And the Innovations Are…
Because the students’ solutions focused on problems of staying healthy at home and making social connections, their usefulness and the opportunities for expansion beyond their target market were enormous given the pandemic.
Following are the social innovations from the eight cross-disciplinary student teams, who presented their final projects on April 29 via Zoom for faculty, their classmates, guests from the population with whom they did their research, and professionals from those facilities.
The team behind We Move (Sadie Byun, Amy Chong and Cecilia Pou) asked: Have you ever had to give up something you love? They found that 50 percent of older adults suffer from arthritis and give up physical activities like dance and tai chi because of chronic pain. While physical therapy could help, it can be hard to remember to do the exercises at home or find the motivation. We Move is a digital solution to chronic pain. It offers video exercises (the ones prescribed by their own physical therapist) in a TV window so that older adults can do their exercises while watching their favorite TV program.
Serene Space (Nicolette Harutunian, Mahin Tahsin and Shala Munn) offers a solution to anxiety-provoking medical waiting and exam rooms. The team created a digital wall with calming scenes and sounds of nature that could serve double duty for the doctors to display information as they explain the patient’s condition.
Mindspace (Lindsey Campbell, Sofia Bosch and Connie Chen) is a game app to enhance intellectual stimulation and memory, reduce boredom and increase community (though live games).

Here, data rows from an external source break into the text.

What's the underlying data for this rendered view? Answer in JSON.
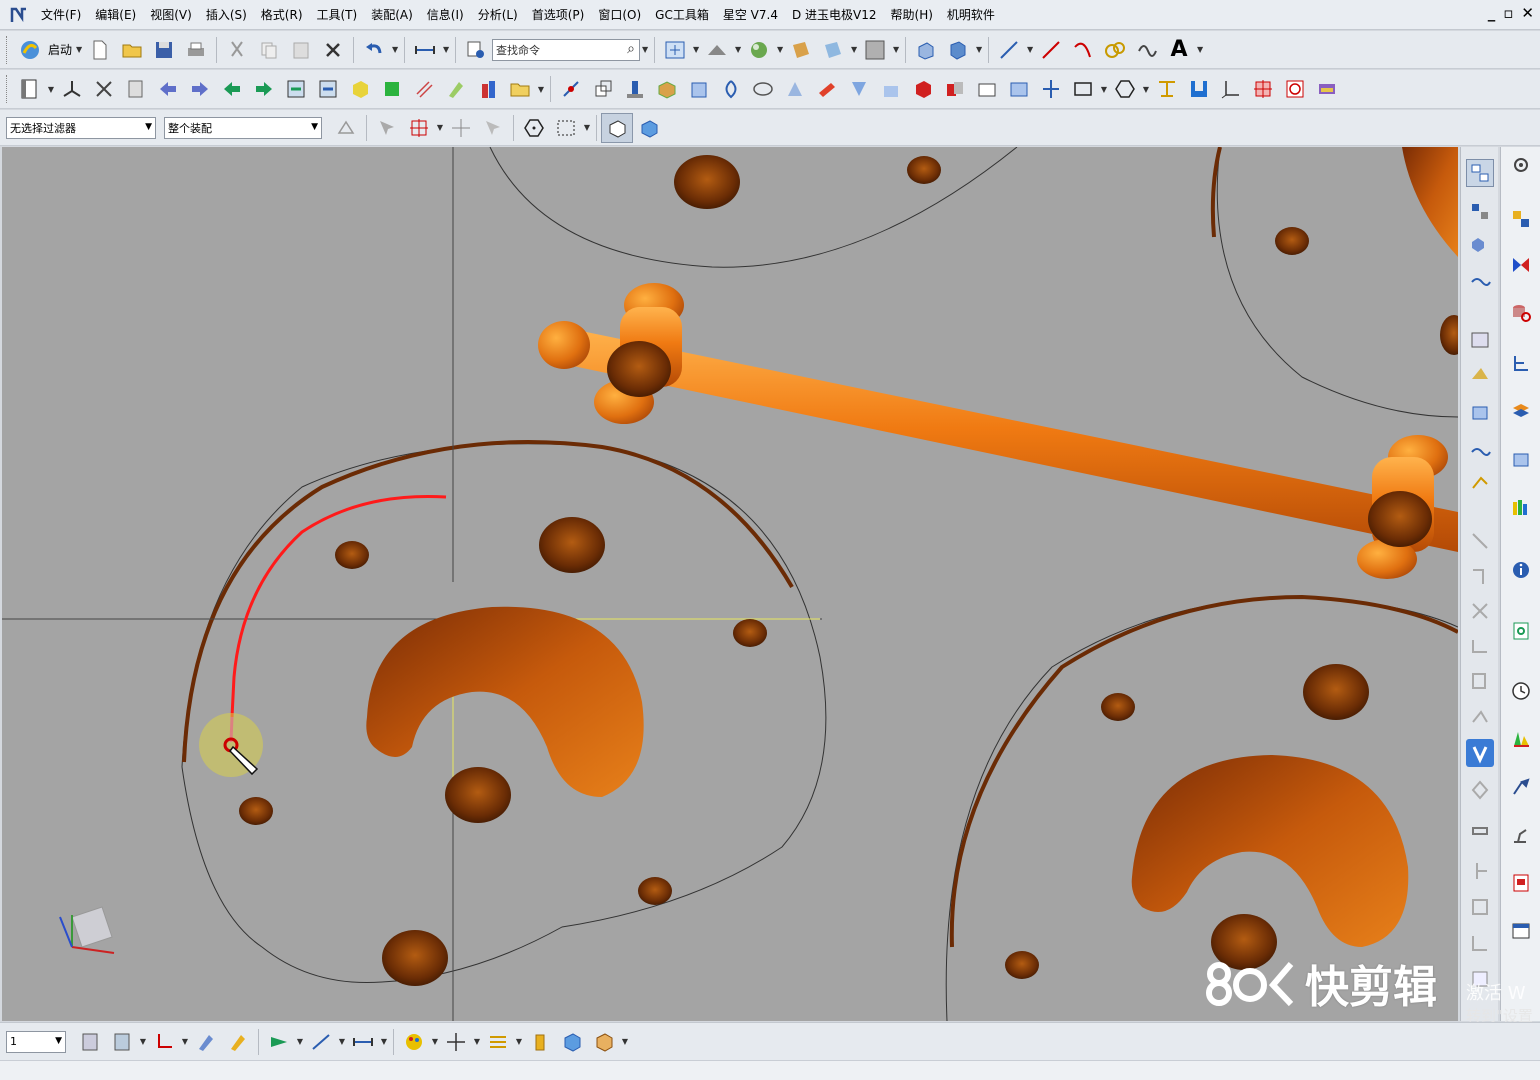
{
  "menubar": {
    "items": [
      "文件(F)",
      "编辑(E)",
      "视图(V)",
      "插入(S)",
      "格式(R)",
      "工具(T)",
      "装配(A)",
      "信息(I)",
      "分析(L)",
      "首选项(P)",
      "窗口(O)",
      "GC工具箱",
      "星空 V7.4",
      "D 进玉电极V12",
      "帮助(H)",
      "机明软件"
    ],
    "window_controls": [
      "_",
      "▫",
      "✕"
    ]
  },
  "toolbar1": {
    "start_label": "启动",
    "search_placeholder": "查找命令",
    "text_tool_label": "A"
  },
  "toolbar3": {
    "filter_value": "无选择过滤器",
    "assembly_value": "整个装配"
  },
  "bottombar": {
    "layer_value": "1"
  },
  "watermark": {
    "brand": "快剪辑",
    "activate_line1": "激活 W",
    "activate_line2": "转到\"设置"
  },
  "colors": {
    "viewport_bg": "#a4a4a4",
    "copper": "#e07010",
    "copper_dark": "#7a2e05",
    "sketch_curve": "#ff1a1a"
  }
}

Paper Brain (Montana Denton, Chloe Keywell and Aya Shimizu) and HearU (Kevin Lu, Candy Win and Nick Wagener) proposed two very different ways (old-school and high-tech) to promote meaningful conversations and connections between grandparents and grandkids. With Paper Brain, adults receive postcards with a writing prompt and stock or personal photos pre-addressed to their grandkids. They fill in the prompt and drop it in the mail to their grandkid, thereby passing on their life stories and experiences. HearU allows grandparents and grandkids to overcome distance and scheduling problems by having virtual conversations through video or audio messages recorded in answer to conversation prompts.
All Bite (Eva Wu, Kaitlyn Chu and Annika Paseta) solves the problem of eating meals alone. When adults order food delivery through a service like Grubhub, they can add on the All Bite option to dine with someone via Zoom.
Heritage Cooks (Eunice Huang, Harmony Esqueda and William Biermann) promotes cultural and community engagement through recipes from paid creators 65 and older.
Yule Pride (Kim Pramana, Rishi Thomas and Dane Archer) connects LGBT older adults with young people during the holidays for online and in-person activities, including holiday shopping and sharing meals.
Double the Impact
Fifer Mandell, who has taught the Social Innovation Design Lab course for nine years, said: “This class continues to be a meaningful way Marshall is able to engage with the community, a powerful way to see—in real time—the skills of entrepreneurship being used to impact some of the most pressing challenges today.”
Over the years, she has seen students change their career goals as a result of their experience. She stays in touch with former students, and connected with many of them in last year’s BSEL Alumni Tour across the country. “Part of what was so moving was seeing a few hundred people talk about how human-centered design impacts their work, how they have integrated the lessons of this class in whatever industry they moved into,” she said.